▸ PROBLEM TO SOLVE
All of the entries must be duplicated exactly.

§

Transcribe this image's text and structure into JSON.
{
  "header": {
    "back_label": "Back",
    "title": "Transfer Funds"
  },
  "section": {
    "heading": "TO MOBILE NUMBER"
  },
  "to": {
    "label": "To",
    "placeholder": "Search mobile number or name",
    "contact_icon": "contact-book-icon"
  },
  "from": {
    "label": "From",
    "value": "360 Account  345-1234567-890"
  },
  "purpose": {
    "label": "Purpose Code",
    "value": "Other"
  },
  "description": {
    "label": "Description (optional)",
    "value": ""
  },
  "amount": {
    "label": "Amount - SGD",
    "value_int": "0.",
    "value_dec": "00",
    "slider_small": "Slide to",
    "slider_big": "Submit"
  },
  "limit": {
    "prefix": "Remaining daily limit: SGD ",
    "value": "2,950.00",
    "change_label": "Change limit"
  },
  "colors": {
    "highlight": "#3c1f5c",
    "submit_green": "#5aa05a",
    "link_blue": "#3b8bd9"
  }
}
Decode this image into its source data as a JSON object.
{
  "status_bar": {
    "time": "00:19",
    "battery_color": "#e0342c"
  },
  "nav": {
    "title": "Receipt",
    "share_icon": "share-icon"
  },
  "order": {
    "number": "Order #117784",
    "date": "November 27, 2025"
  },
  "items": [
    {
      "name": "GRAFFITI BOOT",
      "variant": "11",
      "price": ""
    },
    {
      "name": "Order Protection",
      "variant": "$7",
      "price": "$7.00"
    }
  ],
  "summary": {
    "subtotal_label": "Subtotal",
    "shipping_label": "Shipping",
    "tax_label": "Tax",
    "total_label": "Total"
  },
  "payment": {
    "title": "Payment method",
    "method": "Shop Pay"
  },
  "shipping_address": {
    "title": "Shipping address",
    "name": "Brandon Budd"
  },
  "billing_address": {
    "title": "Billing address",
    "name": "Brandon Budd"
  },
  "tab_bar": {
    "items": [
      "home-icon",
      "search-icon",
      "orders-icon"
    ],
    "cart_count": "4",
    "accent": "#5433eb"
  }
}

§

▸ TASK RESPONSE
Transcribe this image's text and structure into JSON.
{
  "header": {
    "back_label": "Back",
    "title": "Transfer Funds"
  },
  "section": {
    "heading": "TO MOBILE NUMBER"
  },
  "to": {
    "label": "To",
    "placeholder": "Search mobile number or name",
    "contact_icon": "contact-book-icon"
  },
  "from": {
    "label": "From",
    "value": "360 Account  345-1234567-890"
  },
  "purpose": {
    "label": "Purpose Code",
    "value": "Other"
  },
  "description": {
    "label": "Description (optional)",
    "value": ""
  },
  "amount": {
    "label": "Amount - SGD",
    "value_int": "0.",
    "value_dec": "00",
    "slider_small": "Slide to",
    "slider_big": "Submit"
  },
  "limit": {
    "prefix": "Remaining daily limit: SGD ",
    "value": "2,950.00",
    "change_label": "Change limit"
  },
  "colors": {
    "highlight": "#3c1f5c",
    "submit_green": "#5aa05a",
    "link_blue": "#3b8bd9"
  }
}
Decode this image into its source data as a JSON object.
{
  "status_bar": {
    "time": "00:19",
    "battery_color": "#e0342c"
  },
  "nav": {
    "title": "Receipt",
    "share_icon": "share-icon"
  },
  "order": {
    "number": "Order #117784",
    "date": "November 27, 2025"
  },
  "items": [
    {
      "name": "GRAFFITI BOOT",
      "variant": "11",
      "price": ""
    },
    {
      "name": "Order Protection",
      "variant": "$7",
      "price": "$7.00"
    }
  ],
  "summary": {
    "subtotal_label": "Subtotal",
    "shipping_label": "Shipping",
    "tax_label": "Tax",
    "total_label": "Total"
  },
  "payment": {
    "title": "Payment method",
    "method": "Shop Pay"
  },
  "shipping_address": {
    "title": "Shipping address",
    "name": "Brandon Budd"
  },
  "billing_address": {
    "title": "Billing address",
    "name": "Brandon Budd"
  },
  "tab_bar": {
    "items": [
      "home-icon",
      "search-icon",
      "orders-icon"
    ],
    "cart_count": "4",
    "accent": "#5433eb"
  }
}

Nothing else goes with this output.